I don't know how the 5 Supremes are going to manage to avoid the Administrative Procedure Act (questions at oral argument seldom echo in the opinions, so I don't put much stock in that. I don't read chicken entrails for a living, either.) and let Trump have his census citizenship question, as all the illuminated punditocracy seem sure they will do. But on this question of McGahn's testimony to Congress and asserting executive privilege to stop him, that ship has sailed unless Kavanaugh and Gorsuch want to upend privilege law and can get Roberts and Alito to join them (Thomas is a lock for anything so stupid).The White House often made a distinction between “waiving executive privilege” and “asserting executive privilege” in 2017. Now, they are asserting privilege re McGahn testimony to House, via WaPo https://t.co/9pyOlml4UX— Maggie Haberman (@maggieNYT) April 23, 2019
Privilege is settled law as one of those "use it or lose it" matters. When McGahn gave Mueller and The Boys 30 hours of testimony, any privilege (and executive privilege is about the only one I can think of applying) was waived. Once waived, it's gone. Horse left barn, barn burned down; no barn to go back to.*
Which is what Rep. Nadler is getting at:
"The Committee has served a valid subpoena to Mr. McGahn. We have asked him to supply documents to the Committee by May 7 and to testify here on May 21. Our request covers the subjects described by Mr. McGahn to the Special Counsel, and described by Special Counsel Mueller to the American public in his report," Nadler said.McGahn would face contempt of Congress for refusing the subpoena, not Trump. McGahn would put his law license on the line for refusing to cooperate with Congress on no grounds other than Trump doesn't want him to. And I don't think Trump has standing, absent executive privilege grounds (which are gone), to keep a former employee from testifying under subpoena.
"As such, the moment for the White House to assert some privilege to prevent this testimony from being heard has long since passed. I suspect that President Trump and his attorneys know this to be true as a matter of law -- and that this evening's reports, if accurate, represent one more act of obstruction by an Administration desperate to prevent the public from talking about the President's behavior," Nadler said. "The Committee's subpoena stands. I look forward to Mr. McGahn's testimony."
So far, the White House wants it to look like they have a leg to stand on:
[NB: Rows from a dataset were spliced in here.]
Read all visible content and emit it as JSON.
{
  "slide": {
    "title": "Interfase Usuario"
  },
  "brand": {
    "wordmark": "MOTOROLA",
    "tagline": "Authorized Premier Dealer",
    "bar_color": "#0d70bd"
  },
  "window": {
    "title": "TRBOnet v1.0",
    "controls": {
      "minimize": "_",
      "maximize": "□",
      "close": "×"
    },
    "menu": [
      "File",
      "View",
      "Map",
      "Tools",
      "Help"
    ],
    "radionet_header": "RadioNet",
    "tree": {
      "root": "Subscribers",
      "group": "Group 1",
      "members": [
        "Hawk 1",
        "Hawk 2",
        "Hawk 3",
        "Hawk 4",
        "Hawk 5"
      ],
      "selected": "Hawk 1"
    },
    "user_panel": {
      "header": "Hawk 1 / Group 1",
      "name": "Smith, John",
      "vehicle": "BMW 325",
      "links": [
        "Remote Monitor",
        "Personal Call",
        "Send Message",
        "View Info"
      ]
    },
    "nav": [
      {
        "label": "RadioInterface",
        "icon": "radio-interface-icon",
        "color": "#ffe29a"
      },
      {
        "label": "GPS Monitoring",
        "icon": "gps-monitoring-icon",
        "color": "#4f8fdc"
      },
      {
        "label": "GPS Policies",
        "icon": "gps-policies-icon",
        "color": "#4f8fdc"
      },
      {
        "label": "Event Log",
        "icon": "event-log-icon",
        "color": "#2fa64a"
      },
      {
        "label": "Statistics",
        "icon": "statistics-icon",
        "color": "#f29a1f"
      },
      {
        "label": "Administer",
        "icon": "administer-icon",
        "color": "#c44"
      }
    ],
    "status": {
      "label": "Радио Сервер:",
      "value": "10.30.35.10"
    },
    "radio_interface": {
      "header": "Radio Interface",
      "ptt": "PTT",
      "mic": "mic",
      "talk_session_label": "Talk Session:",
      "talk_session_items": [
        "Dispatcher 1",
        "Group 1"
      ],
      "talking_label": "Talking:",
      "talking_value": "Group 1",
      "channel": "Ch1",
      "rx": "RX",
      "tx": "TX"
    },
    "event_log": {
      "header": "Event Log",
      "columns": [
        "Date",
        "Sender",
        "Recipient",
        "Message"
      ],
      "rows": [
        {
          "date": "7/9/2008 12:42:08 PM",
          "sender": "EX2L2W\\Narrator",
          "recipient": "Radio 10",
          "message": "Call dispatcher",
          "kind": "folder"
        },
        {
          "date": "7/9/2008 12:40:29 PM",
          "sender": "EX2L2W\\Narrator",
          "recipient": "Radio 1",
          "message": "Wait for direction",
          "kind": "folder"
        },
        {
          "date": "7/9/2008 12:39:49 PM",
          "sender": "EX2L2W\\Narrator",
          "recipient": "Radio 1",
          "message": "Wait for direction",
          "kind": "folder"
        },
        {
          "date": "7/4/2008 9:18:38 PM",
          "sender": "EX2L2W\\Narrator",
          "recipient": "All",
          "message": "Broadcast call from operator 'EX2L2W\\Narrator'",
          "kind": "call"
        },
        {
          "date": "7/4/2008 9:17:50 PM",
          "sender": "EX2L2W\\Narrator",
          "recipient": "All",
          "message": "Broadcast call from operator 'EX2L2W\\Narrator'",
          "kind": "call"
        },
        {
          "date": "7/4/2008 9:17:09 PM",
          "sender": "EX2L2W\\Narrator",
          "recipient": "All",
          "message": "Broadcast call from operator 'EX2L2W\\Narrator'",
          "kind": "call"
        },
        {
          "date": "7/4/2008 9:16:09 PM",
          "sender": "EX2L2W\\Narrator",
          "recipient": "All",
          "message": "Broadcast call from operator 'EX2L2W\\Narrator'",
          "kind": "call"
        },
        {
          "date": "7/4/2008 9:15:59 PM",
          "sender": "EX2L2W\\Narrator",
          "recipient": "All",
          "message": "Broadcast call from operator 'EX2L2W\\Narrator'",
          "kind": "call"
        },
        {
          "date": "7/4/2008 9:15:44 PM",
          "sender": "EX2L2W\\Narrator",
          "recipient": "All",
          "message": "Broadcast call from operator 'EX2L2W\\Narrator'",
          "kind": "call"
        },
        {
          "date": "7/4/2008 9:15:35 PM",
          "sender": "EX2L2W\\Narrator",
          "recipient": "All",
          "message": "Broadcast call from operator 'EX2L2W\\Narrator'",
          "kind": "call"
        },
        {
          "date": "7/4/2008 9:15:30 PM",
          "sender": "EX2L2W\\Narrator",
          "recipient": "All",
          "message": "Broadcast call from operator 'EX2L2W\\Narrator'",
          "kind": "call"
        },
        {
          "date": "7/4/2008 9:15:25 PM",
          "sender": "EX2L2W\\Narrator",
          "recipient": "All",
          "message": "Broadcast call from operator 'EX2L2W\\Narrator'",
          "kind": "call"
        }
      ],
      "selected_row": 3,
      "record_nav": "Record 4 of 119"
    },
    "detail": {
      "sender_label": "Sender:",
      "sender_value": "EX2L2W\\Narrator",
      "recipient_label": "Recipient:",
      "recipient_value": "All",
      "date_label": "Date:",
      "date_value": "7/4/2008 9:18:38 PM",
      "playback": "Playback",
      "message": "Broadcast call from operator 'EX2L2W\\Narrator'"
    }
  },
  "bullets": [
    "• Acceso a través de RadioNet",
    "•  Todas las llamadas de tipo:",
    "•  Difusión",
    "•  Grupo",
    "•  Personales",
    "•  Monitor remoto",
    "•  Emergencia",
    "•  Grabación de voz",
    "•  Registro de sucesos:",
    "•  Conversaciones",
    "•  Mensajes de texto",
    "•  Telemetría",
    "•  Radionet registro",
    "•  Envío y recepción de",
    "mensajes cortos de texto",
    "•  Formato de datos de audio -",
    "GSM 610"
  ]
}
“He’s not eager to testify. He’s not reluctant. He got a subpoena. It compels him to testify. But there are some countervailing legal reasons that might prevent that,” said one person close to McGahn, who requested anonymity to describe private discussions. “He doesn’t want to be in contempt of Congress nor does he want to be in contempt of his ethical obligations and legal obligations as a former White House official.”
His "ethical obligations and legal obligations" rest on complying with a legitimate subpoena, as well as not raising frivolous claims in federal court, or being party to such claims. He pretty much waived any reason not to testify to Congress when he testified to Mueller, and most of that testimony is now in the public record. There's nothing to prevent him from being compelled (by subpoena) to say it again in a public hearing.
Trump may try some delaying bullshit, but sooner or later he's gonna figure out he's challenging people who have lawyers on staff standing by to handle this stuff, and they get paid whether it's this lawsuit or something else. That game of sue 'em 'till they cry "Uncle!" ain't gonna work when the one you're suing is the Federal Government.
*So the "distinction" Maggie Haberman is talking about is the difference between preserving the privilege, and waiving it. Trump waived it with respect to McGahn. It's gone forever, as far as McGahn's concerned. McGahn is now in private practice. He doesn't want to put his career at risk over this matter.